**How to complete this task:** From the entries that follow, copy each line in which "seal" appears.

%%

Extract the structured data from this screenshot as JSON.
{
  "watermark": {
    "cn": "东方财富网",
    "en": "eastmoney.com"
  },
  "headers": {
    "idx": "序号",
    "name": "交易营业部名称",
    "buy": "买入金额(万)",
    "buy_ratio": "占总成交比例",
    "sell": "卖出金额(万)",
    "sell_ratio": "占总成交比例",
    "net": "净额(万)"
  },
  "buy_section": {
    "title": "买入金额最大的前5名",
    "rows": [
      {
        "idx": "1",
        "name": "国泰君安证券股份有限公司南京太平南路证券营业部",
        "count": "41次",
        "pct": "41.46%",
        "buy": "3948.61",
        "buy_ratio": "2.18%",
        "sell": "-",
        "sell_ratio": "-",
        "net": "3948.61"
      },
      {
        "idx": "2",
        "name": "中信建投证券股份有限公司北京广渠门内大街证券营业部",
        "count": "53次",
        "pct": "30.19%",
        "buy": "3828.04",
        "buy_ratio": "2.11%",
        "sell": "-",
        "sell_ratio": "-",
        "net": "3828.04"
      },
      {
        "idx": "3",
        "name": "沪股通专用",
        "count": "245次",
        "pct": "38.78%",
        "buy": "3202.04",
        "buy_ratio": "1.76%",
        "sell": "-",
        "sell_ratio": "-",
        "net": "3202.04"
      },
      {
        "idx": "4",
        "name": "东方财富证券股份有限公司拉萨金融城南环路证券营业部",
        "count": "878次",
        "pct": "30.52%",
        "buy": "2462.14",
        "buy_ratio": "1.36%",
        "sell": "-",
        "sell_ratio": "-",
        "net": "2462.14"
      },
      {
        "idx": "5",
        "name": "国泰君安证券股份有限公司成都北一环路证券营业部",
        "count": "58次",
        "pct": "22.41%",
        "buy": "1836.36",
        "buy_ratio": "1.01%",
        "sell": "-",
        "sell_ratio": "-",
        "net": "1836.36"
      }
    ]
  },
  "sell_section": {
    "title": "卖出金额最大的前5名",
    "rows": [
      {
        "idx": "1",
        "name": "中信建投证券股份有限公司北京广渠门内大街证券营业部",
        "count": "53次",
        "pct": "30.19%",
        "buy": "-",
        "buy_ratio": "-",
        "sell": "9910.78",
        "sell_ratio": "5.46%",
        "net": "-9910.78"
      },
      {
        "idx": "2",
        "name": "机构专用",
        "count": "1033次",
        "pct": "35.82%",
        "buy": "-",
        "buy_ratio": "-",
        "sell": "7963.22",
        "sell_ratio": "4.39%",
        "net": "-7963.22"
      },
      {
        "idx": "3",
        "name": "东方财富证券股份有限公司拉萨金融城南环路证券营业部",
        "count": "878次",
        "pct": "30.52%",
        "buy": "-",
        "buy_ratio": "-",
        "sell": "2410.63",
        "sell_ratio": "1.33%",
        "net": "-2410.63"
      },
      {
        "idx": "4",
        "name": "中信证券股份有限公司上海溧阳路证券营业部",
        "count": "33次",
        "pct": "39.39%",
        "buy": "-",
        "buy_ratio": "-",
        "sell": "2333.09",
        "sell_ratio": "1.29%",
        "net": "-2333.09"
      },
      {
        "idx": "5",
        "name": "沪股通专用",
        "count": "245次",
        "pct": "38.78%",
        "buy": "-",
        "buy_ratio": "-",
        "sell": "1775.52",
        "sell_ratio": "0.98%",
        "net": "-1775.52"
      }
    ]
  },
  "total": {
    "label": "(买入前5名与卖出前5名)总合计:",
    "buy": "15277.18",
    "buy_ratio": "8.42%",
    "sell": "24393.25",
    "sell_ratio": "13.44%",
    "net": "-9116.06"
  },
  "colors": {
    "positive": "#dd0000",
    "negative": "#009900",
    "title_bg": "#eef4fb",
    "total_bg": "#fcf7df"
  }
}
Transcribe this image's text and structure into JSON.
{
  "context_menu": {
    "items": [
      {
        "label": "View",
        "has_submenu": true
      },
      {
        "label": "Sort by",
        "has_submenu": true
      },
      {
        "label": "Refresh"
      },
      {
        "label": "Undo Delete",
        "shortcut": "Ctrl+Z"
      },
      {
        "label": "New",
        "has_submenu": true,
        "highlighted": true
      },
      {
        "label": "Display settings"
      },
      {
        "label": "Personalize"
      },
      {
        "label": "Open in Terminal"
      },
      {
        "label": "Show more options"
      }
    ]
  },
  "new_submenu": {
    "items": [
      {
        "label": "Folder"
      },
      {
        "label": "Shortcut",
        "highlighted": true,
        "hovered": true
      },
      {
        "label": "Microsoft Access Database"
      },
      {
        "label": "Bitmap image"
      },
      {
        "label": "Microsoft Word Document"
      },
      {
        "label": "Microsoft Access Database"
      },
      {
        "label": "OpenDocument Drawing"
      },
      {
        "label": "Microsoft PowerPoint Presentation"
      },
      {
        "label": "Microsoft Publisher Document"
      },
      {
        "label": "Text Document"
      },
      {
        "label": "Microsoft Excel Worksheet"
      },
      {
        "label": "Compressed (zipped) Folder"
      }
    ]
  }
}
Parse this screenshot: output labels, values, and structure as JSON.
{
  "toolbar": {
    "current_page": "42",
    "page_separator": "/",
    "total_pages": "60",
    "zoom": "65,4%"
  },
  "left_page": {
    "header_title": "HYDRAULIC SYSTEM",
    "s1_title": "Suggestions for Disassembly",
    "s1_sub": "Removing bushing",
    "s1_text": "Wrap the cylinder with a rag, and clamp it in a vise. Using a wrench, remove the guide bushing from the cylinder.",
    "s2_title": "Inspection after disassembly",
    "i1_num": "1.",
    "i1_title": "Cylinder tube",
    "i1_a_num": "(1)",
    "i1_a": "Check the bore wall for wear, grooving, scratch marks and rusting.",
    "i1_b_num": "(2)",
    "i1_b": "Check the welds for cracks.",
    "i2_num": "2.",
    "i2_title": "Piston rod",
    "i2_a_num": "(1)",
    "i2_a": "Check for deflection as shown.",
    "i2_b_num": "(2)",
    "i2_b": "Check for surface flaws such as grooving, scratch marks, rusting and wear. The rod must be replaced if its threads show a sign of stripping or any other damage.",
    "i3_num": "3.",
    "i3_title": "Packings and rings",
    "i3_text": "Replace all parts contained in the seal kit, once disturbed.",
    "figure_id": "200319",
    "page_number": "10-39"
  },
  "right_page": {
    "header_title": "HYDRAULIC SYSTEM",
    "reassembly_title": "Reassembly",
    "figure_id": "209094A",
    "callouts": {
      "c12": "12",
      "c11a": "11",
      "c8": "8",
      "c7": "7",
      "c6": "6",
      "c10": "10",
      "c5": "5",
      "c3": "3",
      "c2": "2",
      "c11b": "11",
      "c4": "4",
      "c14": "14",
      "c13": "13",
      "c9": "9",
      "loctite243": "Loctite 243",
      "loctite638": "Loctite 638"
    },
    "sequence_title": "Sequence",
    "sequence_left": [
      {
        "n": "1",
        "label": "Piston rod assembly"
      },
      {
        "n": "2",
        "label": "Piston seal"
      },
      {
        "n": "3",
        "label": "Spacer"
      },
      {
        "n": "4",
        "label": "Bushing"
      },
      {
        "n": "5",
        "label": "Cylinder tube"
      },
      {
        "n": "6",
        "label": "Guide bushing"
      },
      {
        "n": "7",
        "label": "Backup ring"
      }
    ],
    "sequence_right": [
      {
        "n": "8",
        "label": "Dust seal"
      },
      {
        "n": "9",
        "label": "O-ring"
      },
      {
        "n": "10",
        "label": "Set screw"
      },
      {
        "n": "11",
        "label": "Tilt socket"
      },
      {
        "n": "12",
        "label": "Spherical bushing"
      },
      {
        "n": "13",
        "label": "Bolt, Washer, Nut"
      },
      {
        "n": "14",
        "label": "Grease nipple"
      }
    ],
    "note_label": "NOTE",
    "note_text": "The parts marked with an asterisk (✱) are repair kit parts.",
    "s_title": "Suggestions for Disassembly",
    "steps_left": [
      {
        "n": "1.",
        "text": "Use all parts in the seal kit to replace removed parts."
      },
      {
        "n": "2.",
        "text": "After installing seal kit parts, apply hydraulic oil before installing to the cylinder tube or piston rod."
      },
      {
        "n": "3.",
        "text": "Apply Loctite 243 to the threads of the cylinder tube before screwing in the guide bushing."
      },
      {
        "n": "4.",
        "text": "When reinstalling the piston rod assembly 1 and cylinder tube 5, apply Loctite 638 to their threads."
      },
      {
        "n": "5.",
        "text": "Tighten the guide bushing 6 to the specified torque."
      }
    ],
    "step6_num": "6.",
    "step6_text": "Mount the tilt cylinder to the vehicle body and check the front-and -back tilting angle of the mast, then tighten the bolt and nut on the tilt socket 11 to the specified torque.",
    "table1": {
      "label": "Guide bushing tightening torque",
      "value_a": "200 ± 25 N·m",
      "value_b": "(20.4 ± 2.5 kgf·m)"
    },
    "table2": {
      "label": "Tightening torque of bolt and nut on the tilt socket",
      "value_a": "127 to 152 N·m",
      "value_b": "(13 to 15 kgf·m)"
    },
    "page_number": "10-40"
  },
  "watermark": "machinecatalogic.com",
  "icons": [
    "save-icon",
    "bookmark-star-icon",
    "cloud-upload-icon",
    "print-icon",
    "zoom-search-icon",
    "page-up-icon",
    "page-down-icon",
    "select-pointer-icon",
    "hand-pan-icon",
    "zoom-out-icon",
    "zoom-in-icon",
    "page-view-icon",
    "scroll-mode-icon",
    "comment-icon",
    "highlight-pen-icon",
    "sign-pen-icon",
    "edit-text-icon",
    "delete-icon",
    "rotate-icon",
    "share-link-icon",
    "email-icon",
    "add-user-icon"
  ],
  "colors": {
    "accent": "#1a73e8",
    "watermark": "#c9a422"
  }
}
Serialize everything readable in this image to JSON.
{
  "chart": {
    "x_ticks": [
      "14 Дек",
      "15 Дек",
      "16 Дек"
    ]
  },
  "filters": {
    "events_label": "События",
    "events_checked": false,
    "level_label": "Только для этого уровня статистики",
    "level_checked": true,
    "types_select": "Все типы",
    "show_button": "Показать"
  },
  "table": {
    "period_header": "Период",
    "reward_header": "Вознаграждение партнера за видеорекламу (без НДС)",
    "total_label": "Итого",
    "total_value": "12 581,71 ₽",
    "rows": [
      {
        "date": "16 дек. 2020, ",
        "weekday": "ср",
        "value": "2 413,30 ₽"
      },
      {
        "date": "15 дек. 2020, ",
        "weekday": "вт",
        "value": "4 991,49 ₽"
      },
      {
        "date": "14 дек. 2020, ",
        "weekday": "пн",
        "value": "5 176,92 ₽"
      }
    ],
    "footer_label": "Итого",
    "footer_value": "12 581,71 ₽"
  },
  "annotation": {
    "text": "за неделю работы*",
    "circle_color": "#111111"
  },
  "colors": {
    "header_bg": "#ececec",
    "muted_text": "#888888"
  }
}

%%

**Solution for this task:**
    "i3_text": "Replace all parts contained in the seal kit, once disturbed.",
        "label": "Piston seal"
        "label": "Dust seal"
        "text": "Use all parts in the seal kit to replace removed parts."
        "text": "After installing seal kit parts, apply hydraulic oil before installing to the cylinder tube or piston rod."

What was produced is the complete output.